“We have no reason to believe that any exceptions will be made to this,” said Jake Sticka, vice president of customer strategy at liberal digital strategy firm Rising Tide Interactive. “This is a ham-and-mouth approach from Facebook that allows only disinformation and weakens the ability of legitimate campaigns and nonprofits to connect with the American people before runoff elections and year-end fundraising deadlines.”

He added, “If Facebook really cared about it, they could come up with a policy regarding information from the president, exempting the Georgia runoff and other charitable activities.”

Google also introduced a similar political ad blackout. However, the search giant has not yet given advertisers any guidance on when to resume resumption of these ads.

It is “not an exaggeration to say that [Senate candidates Rafael] Warnock and [Jon] Ossoff missed eight fundraising numbers because he hasn’t advertised since election day, ”said a liberal political ad buyer. That buyer told Adweek that they were working on a separate election for later in 2021 and that Facebook is also asking for an exception to promote that separate election.

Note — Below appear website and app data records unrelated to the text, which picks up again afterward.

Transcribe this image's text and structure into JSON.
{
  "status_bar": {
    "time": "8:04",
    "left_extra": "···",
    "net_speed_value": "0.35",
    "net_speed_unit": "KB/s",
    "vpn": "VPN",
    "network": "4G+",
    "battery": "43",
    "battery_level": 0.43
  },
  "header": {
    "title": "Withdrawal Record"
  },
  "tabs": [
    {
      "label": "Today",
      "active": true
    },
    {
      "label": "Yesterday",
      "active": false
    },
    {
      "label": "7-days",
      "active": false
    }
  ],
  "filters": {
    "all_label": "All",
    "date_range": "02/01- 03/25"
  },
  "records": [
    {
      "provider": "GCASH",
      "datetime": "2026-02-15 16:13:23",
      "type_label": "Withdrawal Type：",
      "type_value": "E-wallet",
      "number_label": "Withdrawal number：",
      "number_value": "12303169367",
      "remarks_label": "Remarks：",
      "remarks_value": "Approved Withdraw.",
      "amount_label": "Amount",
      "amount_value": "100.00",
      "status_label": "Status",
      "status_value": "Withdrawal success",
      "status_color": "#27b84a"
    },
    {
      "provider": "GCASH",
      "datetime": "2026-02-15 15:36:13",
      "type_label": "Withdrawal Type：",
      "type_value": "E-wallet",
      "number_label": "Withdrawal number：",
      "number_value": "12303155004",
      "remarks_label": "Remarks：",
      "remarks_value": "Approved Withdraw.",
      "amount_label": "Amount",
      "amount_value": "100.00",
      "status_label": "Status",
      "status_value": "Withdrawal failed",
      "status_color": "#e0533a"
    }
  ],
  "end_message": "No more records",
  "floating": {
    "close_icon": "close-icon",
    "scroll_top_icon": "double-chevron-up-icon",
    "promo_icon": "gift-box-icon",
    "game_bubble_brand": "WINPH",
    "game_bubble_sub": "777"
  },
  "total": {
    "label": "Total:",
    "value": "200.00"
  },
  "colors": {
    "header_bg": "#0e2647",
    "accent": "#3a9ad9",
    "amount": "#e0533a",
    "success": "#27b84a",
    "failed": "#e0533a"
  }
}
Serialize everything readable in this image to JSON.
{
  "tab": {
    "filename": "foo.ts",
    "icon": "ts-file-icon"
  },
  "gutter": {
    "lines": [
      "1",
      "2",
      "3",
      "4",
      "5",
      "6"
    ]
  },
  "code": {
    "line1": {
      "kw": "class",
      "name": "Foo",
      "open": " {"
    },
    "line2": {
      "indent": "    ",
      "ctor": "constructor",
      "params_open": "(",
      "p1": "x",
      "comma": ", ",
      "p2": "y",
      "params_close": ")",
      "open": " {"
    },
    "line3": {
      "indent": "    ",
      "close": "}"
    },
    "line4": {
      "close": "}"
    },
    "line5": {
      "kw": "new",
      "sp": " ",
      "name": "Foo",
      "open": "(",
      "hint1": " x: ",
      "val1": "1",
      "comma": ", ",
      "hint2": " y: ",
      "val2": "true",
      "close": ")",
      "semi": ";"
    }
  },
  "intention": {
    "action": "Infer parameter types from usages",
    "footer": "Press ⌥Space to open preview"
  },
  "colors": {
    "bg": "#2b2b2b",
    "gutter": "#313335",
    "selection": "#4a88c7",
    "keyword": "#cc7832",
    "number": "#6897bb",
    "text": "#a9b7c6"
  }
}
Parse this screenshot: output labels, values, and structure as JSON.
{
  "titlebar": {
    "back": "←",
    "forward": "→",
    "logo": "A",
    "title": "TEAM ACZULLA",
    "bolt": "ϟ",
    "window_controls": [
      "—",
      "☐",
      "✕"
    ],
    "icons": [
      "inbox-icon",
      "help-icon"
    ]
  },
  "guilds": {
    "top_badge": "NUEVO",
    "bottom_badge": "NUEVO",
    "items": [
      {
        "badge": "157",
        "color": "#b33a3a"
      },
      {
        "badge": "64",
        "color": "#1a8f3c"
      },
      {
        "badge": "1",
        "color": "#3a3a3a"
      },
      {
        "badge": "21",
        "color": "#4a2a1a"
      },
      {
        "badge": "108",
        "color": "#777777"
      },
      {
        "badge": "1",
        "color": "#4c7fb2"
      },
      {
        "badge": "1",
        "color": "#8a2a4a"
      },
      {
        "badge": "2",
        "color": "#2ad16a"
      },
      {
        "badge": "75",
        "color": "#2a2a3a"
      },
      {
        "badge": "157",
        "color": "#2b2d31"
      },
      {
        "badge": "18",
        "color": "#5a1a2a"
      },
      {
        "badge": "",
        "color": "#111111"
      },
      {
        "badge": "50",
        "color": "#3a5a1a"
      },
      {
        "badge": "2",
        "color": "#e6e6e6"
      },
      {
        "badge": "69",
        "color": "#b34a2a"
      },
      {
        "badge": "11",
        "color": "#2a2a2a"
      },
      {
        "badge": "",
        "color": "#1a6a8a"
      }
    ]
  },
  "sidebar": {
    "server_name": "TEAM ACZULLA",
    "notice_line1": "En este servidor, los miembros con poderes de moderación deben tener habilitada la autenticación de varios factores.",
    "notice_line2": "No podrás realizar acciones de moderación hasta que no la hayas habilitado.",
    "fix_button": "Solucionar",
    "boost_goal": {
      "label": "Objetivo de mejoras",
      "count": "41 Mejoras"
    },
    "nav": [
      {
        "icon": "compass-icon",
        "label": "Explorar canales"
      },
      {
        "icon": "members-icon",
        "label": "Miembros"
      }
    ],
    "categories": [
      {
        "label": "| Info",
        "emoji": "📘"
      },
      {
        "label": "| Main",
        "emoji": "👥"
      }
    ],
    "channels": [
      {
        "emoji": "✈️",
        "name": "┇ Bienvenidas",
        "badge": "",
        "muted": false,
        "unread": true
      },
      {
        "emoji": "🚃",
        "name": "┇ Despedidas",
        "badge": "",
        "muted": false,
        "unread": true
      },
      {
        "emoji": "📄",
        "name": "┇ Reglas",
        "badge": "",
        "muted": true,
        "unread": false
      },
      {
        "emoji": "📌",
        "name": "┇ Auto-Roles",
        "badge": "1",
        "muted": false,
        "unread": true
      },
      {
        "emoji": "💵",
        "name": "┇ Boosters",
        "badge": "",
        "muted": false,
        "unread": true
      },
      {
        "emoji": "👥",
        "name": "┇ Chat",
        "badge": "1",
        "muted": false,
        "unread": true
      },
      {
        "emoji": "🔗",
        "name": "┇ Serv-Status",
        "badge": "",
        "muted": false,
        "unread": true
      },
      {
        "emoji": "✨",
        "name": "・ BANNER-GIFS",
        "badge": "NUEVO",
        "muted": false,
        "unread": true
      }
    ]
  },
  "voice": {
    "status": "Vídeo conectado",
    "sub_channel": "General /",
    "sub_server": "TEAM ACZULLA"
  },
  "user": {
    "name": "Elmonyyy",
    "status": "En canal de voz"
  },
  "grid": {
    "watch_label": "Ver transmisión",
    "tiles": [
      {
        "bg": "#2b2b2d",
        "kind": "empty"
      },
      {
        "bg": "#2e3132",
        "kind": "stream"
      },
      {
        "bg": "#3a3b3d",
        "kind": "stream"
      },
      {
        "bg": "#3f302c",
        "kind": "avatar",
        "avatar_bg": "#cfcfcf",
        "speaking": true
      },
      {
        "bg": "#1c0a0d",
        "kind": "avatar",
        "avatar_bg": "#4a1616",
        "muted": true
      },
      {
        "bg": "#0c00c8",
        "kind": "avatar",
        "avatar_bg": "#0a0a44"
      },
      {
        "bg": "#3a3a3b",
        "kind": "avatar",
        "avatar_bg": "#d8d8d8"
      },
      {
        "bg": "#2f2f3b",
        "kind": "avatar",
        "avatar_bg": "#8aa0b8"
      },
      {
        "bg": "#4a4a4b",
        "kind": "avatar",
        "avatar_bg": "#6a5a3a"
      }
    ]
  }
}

Facebook’s language regarding this decision, as well as the limitations of this policy, have also been criticized. “Of course they themselves sow distrust by questioning the outcome of the election,” said Madeline Kriger, integrated media director at Priorities USA, a liberal PAC. “Not to mention that they could of course ban selected advertisements – for example about the presidential election or advertisements claiming victory for a candidate – but not.”

In the past few days, President Donald Trump has repeatedly made unsubstantiated allegations of electoral fraud and has falsely claimed victory in the presidential election. In its email to buyers, Facebook noted that it had sent notifications and attached labels to certain posts stating that Joe Biden is the proposed election winner.

“If Facebook and Google really can’t review Georgia Senate ads and run them safely without opening the floodgates to paid disinformation on their platforms, it’s a bloody charge against their own business model,” said Nicole Gill , Executive director of the liberal group Accountable Tech. “It is actively detrimental to democracy to prevent campaigns from running ads to inform Georgians about how and why to vote in these critical runoffs.”